• [YOUR TASK]:
Among the records that follow, count the lines where "pytest" appears, and state the count by itself.

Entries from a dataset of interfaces
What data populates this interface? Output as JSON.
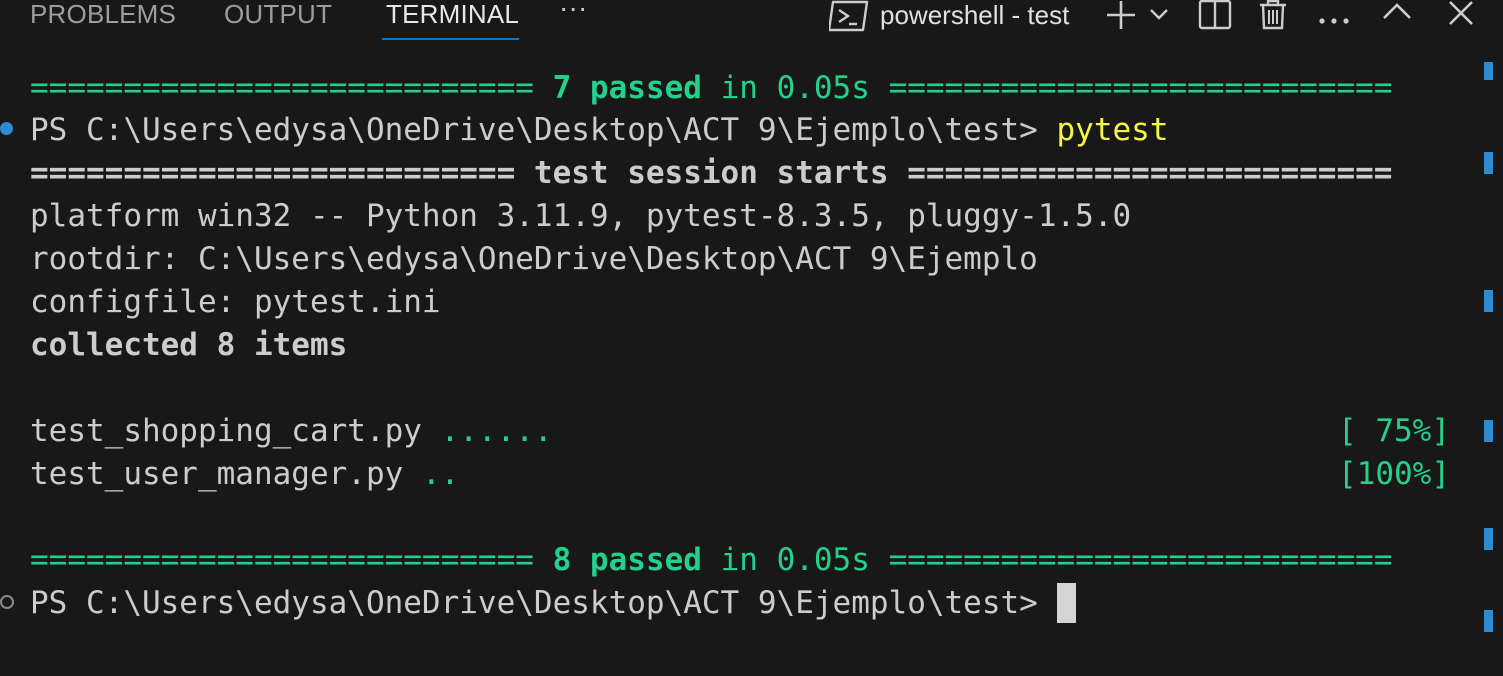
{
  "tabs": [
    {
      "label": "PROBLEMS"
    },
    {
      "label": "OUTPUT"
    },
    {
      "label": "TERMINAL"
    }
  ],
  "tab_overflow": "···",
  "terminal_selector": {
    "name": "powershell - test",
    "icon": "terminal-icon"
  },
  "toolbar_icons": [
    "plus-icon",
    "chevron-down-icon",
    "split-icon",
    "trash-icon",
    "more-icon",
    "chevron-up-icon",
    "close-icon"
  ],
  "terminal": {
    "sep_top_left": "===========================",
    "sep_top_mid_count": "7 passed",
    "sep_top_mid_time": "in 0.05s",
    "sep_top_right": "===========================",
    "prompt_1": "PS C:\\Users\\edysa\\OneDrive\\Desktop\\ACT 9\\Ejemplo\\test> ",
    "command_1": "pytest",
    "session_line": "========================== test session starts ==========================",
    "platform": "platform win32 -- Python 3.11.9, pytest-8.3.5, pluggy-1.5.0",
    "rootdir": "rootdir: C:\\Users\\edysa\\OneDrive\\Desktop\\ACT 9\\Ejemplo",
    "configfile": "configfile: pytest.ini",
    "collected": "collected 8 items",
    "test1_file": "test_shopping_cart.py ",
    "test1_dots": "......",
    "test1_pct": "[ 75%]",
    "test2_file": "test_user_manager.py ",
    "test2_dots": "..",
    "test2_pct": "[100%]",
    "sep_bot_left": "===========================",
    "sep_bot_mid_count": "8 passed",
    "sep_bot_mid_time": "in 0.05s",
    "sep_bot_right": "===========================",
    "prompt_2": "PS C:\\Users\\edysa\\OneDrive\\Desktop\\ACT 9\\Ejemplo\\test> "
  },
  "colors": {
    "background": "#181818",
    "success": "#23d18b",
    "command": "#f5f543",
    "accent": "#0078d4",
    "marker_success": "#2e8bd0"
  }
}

• [RESULT FOR THIS TASK]:
3